The lottery is a form of gambling that gives the winner a prize or lump sum amount of money. The amount of the prize depends on how many tickets are sold, though it is generally predetermined. The prizes are usually a combination of cash and goods. Prizes can also include sports team drafts and real estate. Some lotteries have a single large prize, while others offer several smaller ones.
State governments promote lotteries by arguing that the revenue they generate will allow them to expand services without increasing taxes or cutting programs. Lotteries are popular with voters and have received broad support from state legislators. They are especially attractive when states face budget deficits or are facing the prospect of tax increases, but they have enjoyed widespread approval even when the state’s financial situation is strong.
In addition to the money they raise, lottery revenues have subsidized the construction of several American colleges and universities. In the colonial era, lotteries were used to raise funds for public works projects such as building streets and wharves. They also helped fund the establishment of Harvard and Yale, and George Washington sponsored a lottery to help pay for the building of roads across the Blue Ridge Mountains.
While the results of a lottery draw are random, analyzing data from previous draws can give you a clue as to which numbers have the highest chance of appearing. Richard Lustig, a former lottery winner who writes a lottery strategy book, suggests diversifying your number choices by avoiding numbers that are within the same group or that end in the same digit. This will help increase your chances of winning. He also recommends seeking out less popular games at odd times. This will give you fewer competitors and therefore better odds of success.
Some people believe that if they play enough lottery games, they will eventually win a big jackpot. While this may be true for some, it is important to remember that the odds of winning are very low. The key to winning the lottery is to have a plan and stick to it.
The first recorded lotteries in Europe were held in the 15th century, and they were primarily for the purpose of raising money for town fortifications. They were also a popular entertainment at dinner parties, with guests receiving tickets and prizes that were often of unequal value.
Lotteries were a popular source of state funding in the immediate post-World War II period, when states could expand their array of social safety nets without imposing onerous taxes on middle and working classes.

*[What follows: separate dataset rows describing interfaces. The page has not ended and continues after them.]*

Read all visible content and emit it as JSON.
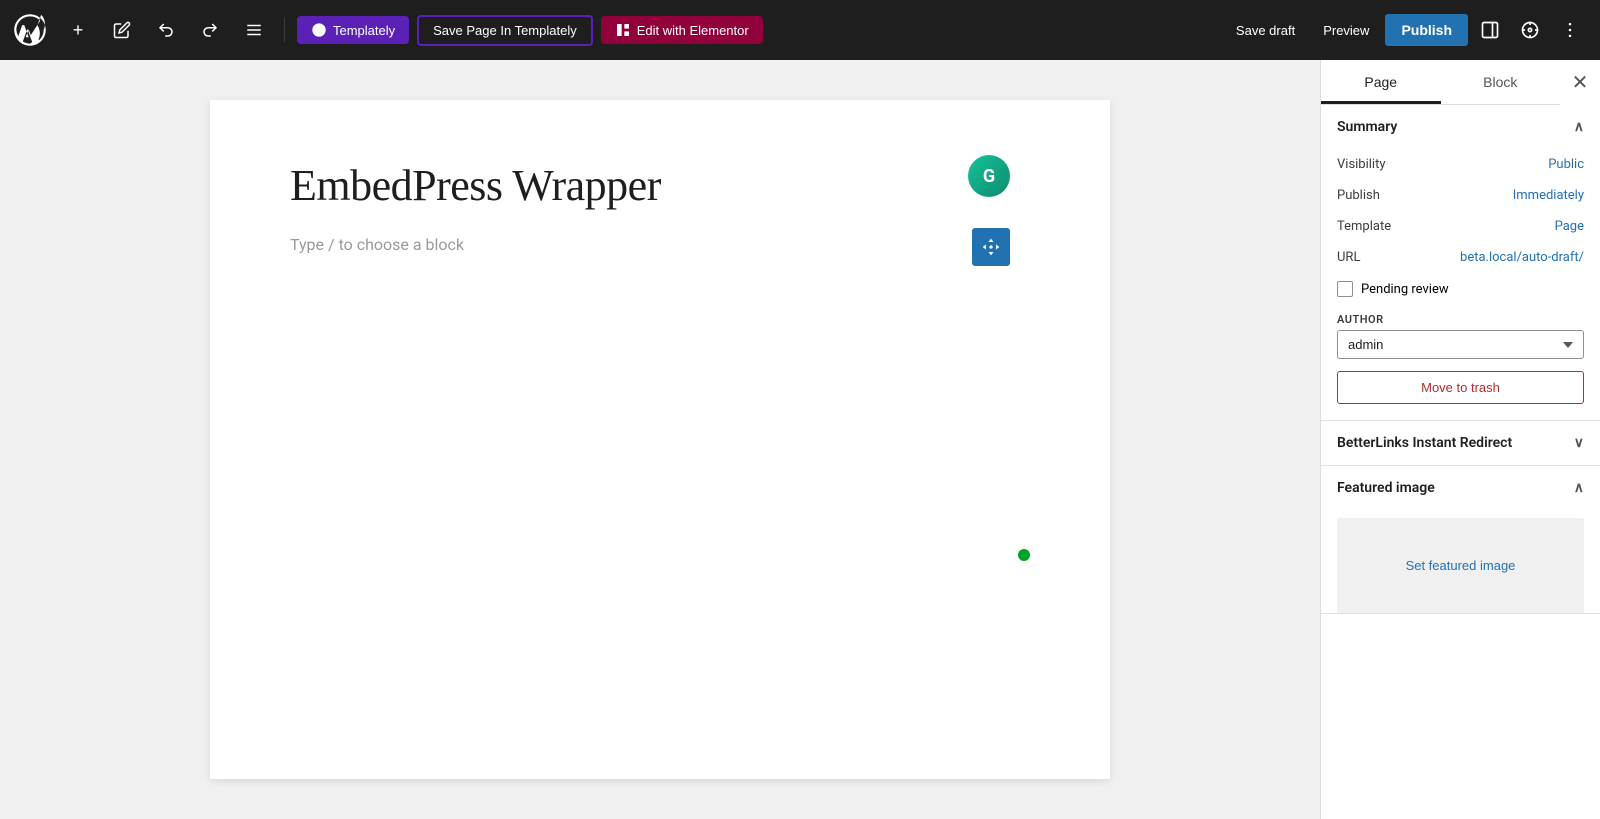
{
  "toolbar": {
    "wp_logo_title": "WordPress",
    "add_label": "+",
    "edit_label": "✏",
    "undo_label": "↩",
    "redo_label": "↪",
    "tools_label": "≡",
    "templately_label": "Templately",
    "save_templately_label": "Save Page In Templately",
    "elementor_label": "Edit with Elementor",
    "save_draft_label": "Save draft",
    "preview_label": "Preview",
    "publish_label": "Publish",
    "toggle_sidebar_label": "☰",
    "settings_label": "⚙",
    "more_label": "⋮"
  },
  "editor": {
    "page_title": "EmbedPress Wrapper",
    "block_placeholder": "Type / to choose a block"
  },
  "sidebar": {
    "tab_page": "Page",
    "tab_block": "Block",
    "close_label": "✕",
    "summary_label": "Summary",
    "visibility_label": "Visibility",
    "visibility_value": "Public",
    "publish_label": "Publish",
    "publish_value": "Immediately",
    "template_label": "Template",
    "template_value": "Page",
    "url_label": "URL",
    "url_value": "beta.local/auto-draft/",
    "pending_review_label": "Pending review",
    "author_label": "AUTHOR",
    "author_options": [
      "admin"
    ],
    "author_selected": "admin",
    "move_to_trash_label": "Move to trash",
    "betterlinks_label": "BetterLinks Instant Redirect",
    "featured_image_label": "Featured image",
    "set_featured_image_label": "Set featured image"
  }
}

In the 1970s and ’80s, however, states faced increased costs from inflation, rising medical expenses, and the Vietnam War, and they started to look to other sources of revenue. Lottery revenues increased dramatically, and the state-run monopolies they created became an important component of America’s state budget.